[App and web page records]
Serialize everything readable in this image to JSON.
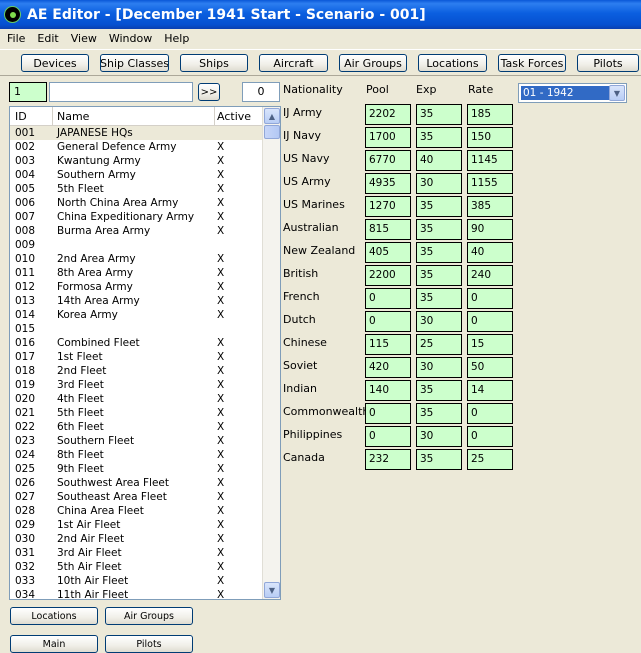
{
  "window": {
    "title": "AE Editor - [December 1941 Start - Scenario - 001]"
  },
  "menu": [
    "File",
    "Edit",
    "View",
    "Window",
    "Help"
  ],
  "toolbar": [
    "Devices",
    "Ship Classes",
    "Ships",
    "Aircraft",
    "Air Groups",
    "Locations",
    "Task Forces",
    "Pilots"
  ],
  "search": {
    "id_value": "1",
    "name_value": "",
    "go_label": ">>",
    "count": "0"
  },
  "list": {
    "headers": {
      "id": "ID",
      "name": "Name",
      "active": "Active"
    },
    "rows": [
      {
        "id": "001",
        "name": "JAPANESE HQs",
        "active": ""
      },
      {
        "id": "002",
        "name": "General Defence Army",
        "active": "X"
      },
      {
        "id": "003",
        "name": "Kwantung Army",
        "active": "X"
      },
      {
        "id": "004",
        "name": "Southern Army",
        "active": "X"
      },
      {
        "id": "005",
        "name": "5th Fleet",
        "active": "X"
      },
      {
        "id": "006",
        "name": "North China Area Army",
        "active": "X"
      },
      {
        "id": "007",
        "name": "China Expeditionary Army",
        "active": "X"
      },
      {
        "id": "008",
        "name": "Burma Area Army",
        "active": "X"
      },
      {
        "id": "009",
        "name": "",
        "active": ""
      },
      {
        "id": "010",
        "name": "2nd Area Army",
        "active": "X"
      },
      {
        "id": "011",
        "name": "8th Area Army",
        "active": "X"
      },
      {
        "id": "012",
        "name": "Formosa Army",
        "active": "X"
      },
      {
        "id": "013",
        "name": "14th Area Army",
        "active": "X"
      },
      {
        "id": "014",
        "name": "Korea Army",
        "active": "X"
      },
      {
        "id": "015",
        "name": "",
        "active": ""
      },
      {
        "id": "016",
        "name": "Combined Fleet",
        "active": "X"
      },
      {
        "id": "017",
        "name": "1st Fleet",
        "active": "X"
      },
      {
        "id": "018",
        "name": "2nd Fleet",
        "active": "X"
      },
      {
        "id": "019",
        "name": "3rd Fleet",
        "active": "X"
      },
      {
        "id": "020",
        "name": "4th Fleet",
        "active": "X"
      },
      {
        "id": "021",
        "name": "5th Fleet",
        "active": "X"
      },
      {
        "id": "022",
        "name": "6th Fleet",
        "active": "X"
      },
      {
        "id": "023",
        "name": "Southern Fleet",
        "active": "X"
      },
      {
        "id": "024",
        "name": "8th Fleet",
        "active": "X"
      },
      {
        "id": "025",
        "name": "9th Fleet",
        "active": "X"
      },
      {
        "id": "026",
        "name": "Southwest Area Fleet",
        "active": "X"
      },
      {
        "id": "027",
        "name": "Southeast Area Fleet",
        "active": "X"
      },
      {
        "id": "028",
        "name": "China Area Fleet",
        "active": "X"
      },
      {
        "id": "029",
        "name": "1st Air Fleet",
        "active": "X"
      },
      {
        "id": "030",
        "name": "2nd Air Fleet",
        "active": "X"
      },
      {
        "id": "031",
        "name": "3rd Air Fleet",
        "active": "X"
      },
      {
        "id": "032",
        "name": "5th Air Fleet",
        "active": "X"
      },
      {
        "id": "033",
        "name": "10th Air Fleet",
        "active": "X"
      },
      {
        "id": "034",
        "name": "11th Air Fleet",
        "active": "X"
      }
    ]
  },
  "bottom_buttons": [
    "Locations",
    "Air Groups",
    "Main",
    "Pilots"
  ],
  "nationality": {
    "headers": {
      "nationality": "Nationality",
      "pool": "Pool",
      "exp": "Exp",
      "rate": "Rate"
    },
    "rows": [
      {
        "name": "IJ Army",
        "pool": "2202",
        "exp": "35",
        "rate": "185"
      },
      {
        "name": "IJ Navy",
        "pool": "1700",
        "exp": "35",
        "rate": "150"
      },
      {
        "name": "US Navy",
        "pool": "6770",
        "exp": "40",
        "rate": "1145"
      },
      {
        "name": "US Army",
        "pool": "4935",
        "exp": "30",
        "rate": "1155"
      },
      {
        "name": "US Marines",
        "pool": "1270",
        "exp": "35",
        "rate": "385"
      },
      {
        "name": "Australian",
        "pool": "815",
        "exp": "35",
        "rate": "90"
      },
      {
        "name": "New Zealand",
        "pool": "405",
        "exp": "35",
        "rate": "40"
      },
      {
        "name": "British",
        "pool": "2200",
        "exp": "35",
        "rate": "240"
      },
      {
        "name": "French",
        "pool": "0",
        "exp": "35",
        "rate": "0"
      },
      {
        "name": "Dutch",
        "pool": "0",
        "exp": "30",
        "rate": "0"
      },
      {
        "name": "Chinese",
        "pool": "115",
        "exp": "25",
        "rate": "15"
      },
      {
        "name": "Soviet",
        "pool": "420",
        "exp": "30",
        "rate": "50"
      },
      {
        "name": "Indian",
        "pool": "140",
        "exp": "35",
        "rate": "14"
      },
      {
        "name": "Commonwealth",
        "pool": "0",
        "exp": "35",
        "rate": "0"
      },
      {
        "name": "Philippines",
        "pool": "0",
        "exp": "30",
        "rate": "0"
      },
      {
        "name": "Canada",
        "pool": "232",
        "exp": "35",
        "rate": "25"
      }
    ]
  },
  "date_select": {
    "value": "01 - 1942"
  },
  "icons": {
    "app": "app-icon",
    "scroll_up": "scroll-up-icon",
    "scroll_down": "scroll-down-icon",
    "dropdown": "chevron-down-icon"
  }
}
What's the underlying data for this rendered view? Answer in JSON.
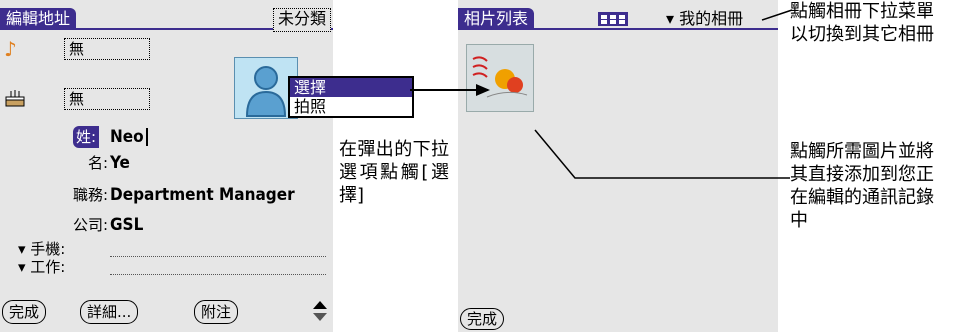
{
  "left_screen": {
    "title": "編輯地址",
    "category": "未分類",
    "ringtone_value": "無",
    "alarm_value": "無",
    "popup": {
      "items": [
        "選擇",
        "拍照"
      ],
      "selected_index": 0
    },
    "fields": [
      {
        "label": "姓:",
        "value": "Neo"
      },
      {
        "label": "名:",
        "value": "Ye"
      },
      {
        "label": "職務:",
        "value": "Department Manager"
      },
      {
        "label": "公司:",
        "value": "GSL"
      },
      {
        "label": "▾ 手機:",
        "value": ""
      },
      {
        "label": "▾ 工作:",
        "value": ""
      }
    ],
    "buttons": {
      "done": "完成",
      "details": "詳細...",
      "note": "附注"
    }
  },
  "right_screen": {
    "title": "相片列表",
    "album_trigger": "▾ 我的相冊",
    "buttons": {
      "done": "完成"
    }
  },
  "captions": {
    "popup_instruction": "在彈出的下拉選項點觸[選擇]",
    "album_instruction": "點觸相冊下拉菜單以切換到其它相冊",
    "select_instruction": "點觸所需圖片並將其直接添加到您正在編輯的通訊記錄中"
  },
  "colors": {
    "accent": "#3d2d8e",
    "screen_bg": "#e6e6e6"
  }
}
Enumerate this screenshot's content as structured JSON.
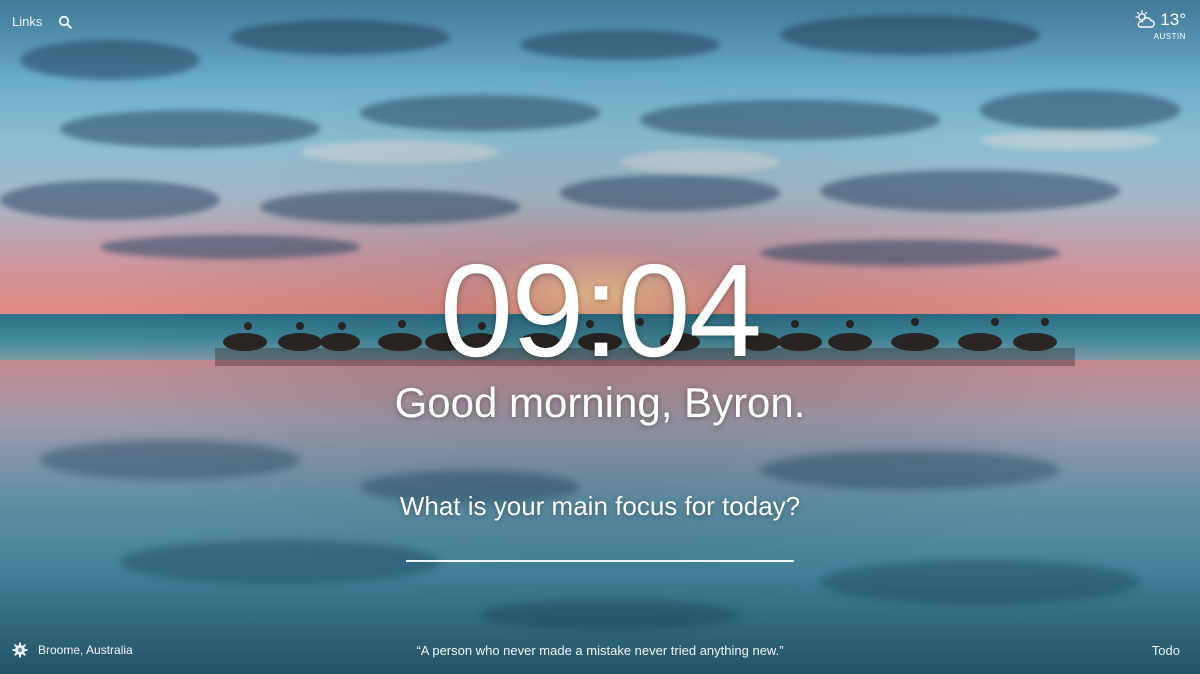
{
  "top_bar": {
    "links_label": "Links",
    "search_icon": "search-icon"
  },
  "weather": {
    "icon": "partly-cloudy-icon",
    "temperature": "13°",
    "location": "AUSTIN"
  },
  "main": {
    "clock": "09:04",
    "greeting": "Good morning, Byron.",
    "focus_prompt": "What is your main focus for today?",
    "focus_value": ""
  },
  "bottom_bar": {
    "settings_icon": "gear-icon",
    "photo_location": "Broome, Australia",
    "quote": "“A person who never made a mistake never tried anything new.”",
    "todo_label": "Todo"
  }
}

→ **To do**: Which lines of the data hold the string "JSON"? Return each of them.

→ **Answer box**:
Serialize everything readable in this image to JSON.
What's the underlying data for this rendered view? Answer in JSON.
Enumerate this screenshot's content as structured JSON.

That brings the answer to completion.